Ok, a few days ago I said I was going to write a post about this and here it is...
"General" philosophers of science are at risk of becoming an endangered species. In saying this, I don't mean to say that there aren't many philosophers that do a lot of very interesting work on general issues in philosophy of science (many of those who contribute to this blog do!). Rather, I mean that there are very few philosophers of science today that are primarily interested in general issues in PhiSci. It almost feels like "respectable" philosophers of science are expected to pursue general PhiSci questions in their spare time, when they are not doing serious PhiSci (which often seems to be equated with philosophy of physics, biology, economics, etc.) or at most as a by-product of their doing "serious" philosophy of science.
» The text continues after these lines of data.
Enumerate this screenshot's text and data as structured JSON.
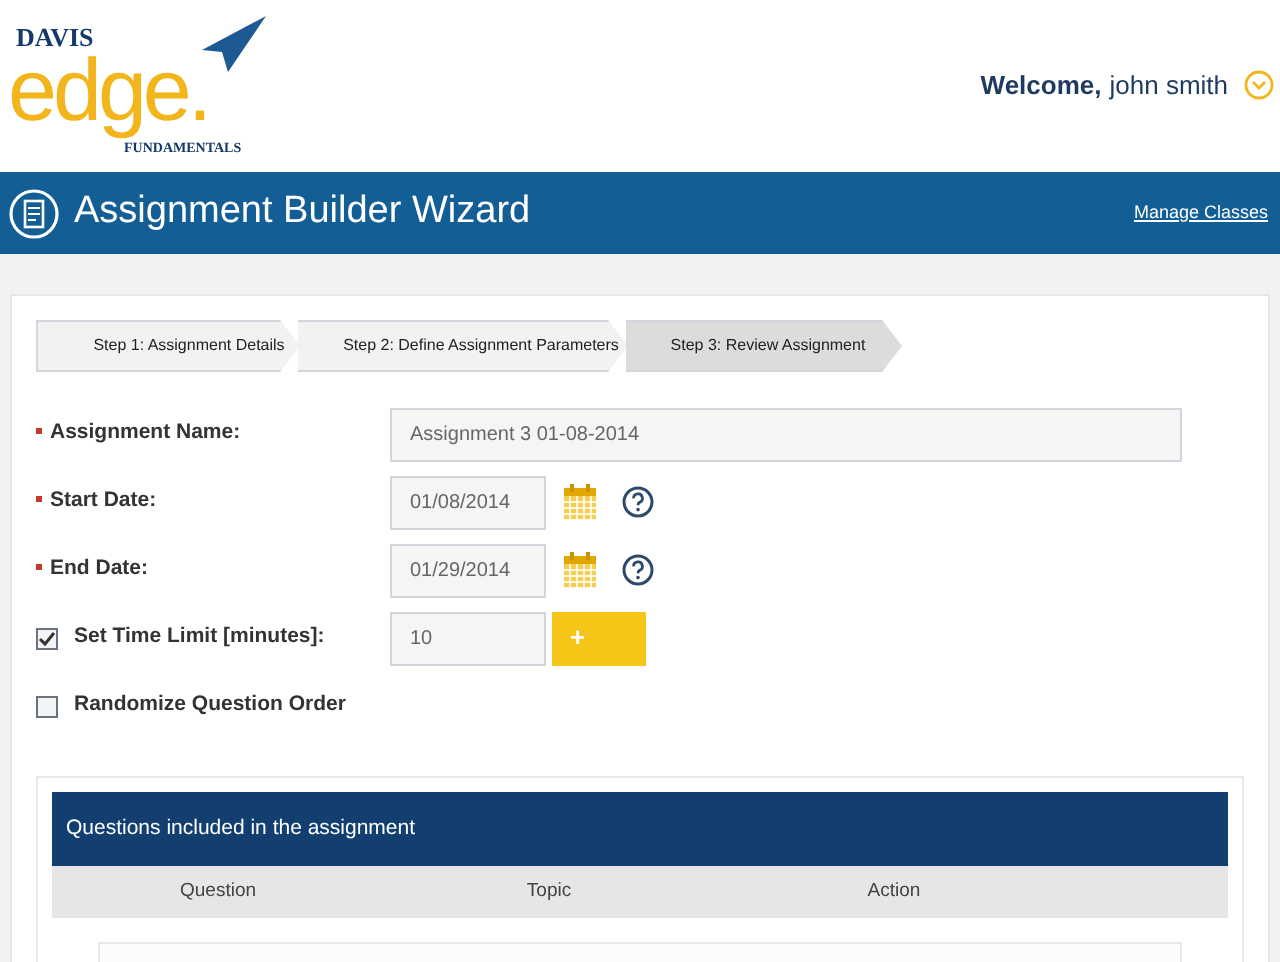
{
  "logo": {
    "top": "DAVIS",
    "main": "edge.",
    "bottom": "FUNDAMENTALS"
  },
  "user": {
    "greeting": "Welcome,",
    "name": "john smith"
  },
  "title_bar": {
    "title": "Assignment Builder Wizard",
    "link": "Manage Classes"
  },
  "steps": [
    {
      "label": "Step 1: Assignment Details",
      "selected": false
    },
    {
      "label": "Step 2: Define Assignment Parameters",
      "selected": false
    },
    {
      "label": "Step 3: Review Assignment",
      "selected": true
    }
  ],
  "fields": [
    {
      "kind": "text",
      "required": true,
      "label": "Assignment Name:",
      "value": "Assignment 3 01-08-2014"
    },
    {
      "kind": "date",
      "required": true,
      "label": "Start Date:",
      "value": "01/08/2014"
    },
    {
      "kind": "date",
      "required": true,
      "label": "End Date:",
      "value": "01/29/2014"
    },
    {
      "kind": "time",
      "checked": true,
      "label": "Set Time Limit [minutes]:",
      "value": "10",
      "button": "+"
    },
    {
      "kind": "check",
      "checked": false,
      "label": "Randomize Question Order"
    }
  ],
  "questions_table": {
    "title": "Questions included in the assignment",
    "columns": [
      "Question",
      "Topic",
      "Action"
    ]
  }
}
If one really cannot help but being primarily interested in general PhiSci questions, then s/he'd be better off pursue those question within some formal framework, if s/he wants to be taken seriously (e.g. Bayesian accounts of IBE, unification, confirmation, etc.). But, if you want to work mainly in general PhiSci, do so at your own risk!
(A few more disclaimers: a) personally, I find much "serious" PhiSci very interesting. b) I have no nostalgia for the time in which philosophers of science largely ignored "real science" (I have no problems with--in fact, I like--people using "real science" to illustrate their points when doing general PhiSci for example. c) I don't have anything against "formal" PhiSci--a lot of my work on scientific representation is pretty "formal" but I didn't go down that route to look like I'm doing serious PhiSci. I did only because it seemed to be the best way to say what I wanted to say clearly).
Of course, as I stated in the opening disclaimer, the one I painted above is a grossly exaggerated picture, but it's hard to paint a much rosier picture after glancing at recent issues of the main PhiSci journals or at the programs of major recent PhiSci conferences or after looking at the results of the latest PGR survey for general philosophy of science (which seem to reward faculties for having philosophers of science independently of how much they work on general PhiSci) and its list of assessors (many of whom have made important contributions to the general PhiSci debates but can hardly be considered as working mainly in general PhiSci). The problem appear even more serious when one considers how many senior philosophers of science work mainly on general issues without being either close to or past retirement or having earned much of their credibility by moonlighting as philosophers of physics or biology. If this climate perdures, I wouldn't be surprised if philosophers of science who work mainly on general issues were to become soon virtually extinct.
For those who, like me, see themselves as general philosophers of science and don't suffer of any inferiority complex, however, it's hard to see any good reasons for the apparent decline of the discipline (at least insofar as research output and number of senior figures) and it's tempting to attribute it to what good ol' Imre Lakatos would have called "external" reasons (I know, aint' I soooo unfashionable?)--i.e. historically and sociologically contingent causes, philosophical trends. One of the few "internal" reasons I can think of is that (for reasons that I take to be "external") general philosophers of science have too often ignored or disregarded many crucial, relevant debates in neighbouring fields such as metaphysics or epistemology. Today, the philosophical neighbours of gen PhiSci are flourishing, general philosophers of science seem to have isolated themselves from their most natural interlocutors who seem to consider them thier not-so-bright cousins (the serious philosopher of science because they do that kind of stuff on their spare time and the epistemologists and metaphysicians because general philosophers of science are so philosophically unsophisticated).
- So, how far off the mark is my grossly exaggerated picture? Am I completely wrong about general PhiSci not being considered a very respectable discipline these days? (For example, do PhD students at major PhiSci programs who are interested in general issues feel any explicit or implicit pressure to work on more respectable topics or work on general topics in a more respectable manner?)
- How wrong am I about general PhiSci isolating itself from M&E or in thinking that it's part of the problem? (For example, how many pure M&E grad courses do PhD students at major PhiSci programs take? At LSE, we were not forced to take any and many of my fellow students there had no background in philosphy)
- If I'm not wrong about there being a problem, but I'm wrong about its diagnosis? What is your diagnosis?
- If you think general PhiSci has no reason to exist today, why do you think so? (btw, if you think so why are you reading this blog?)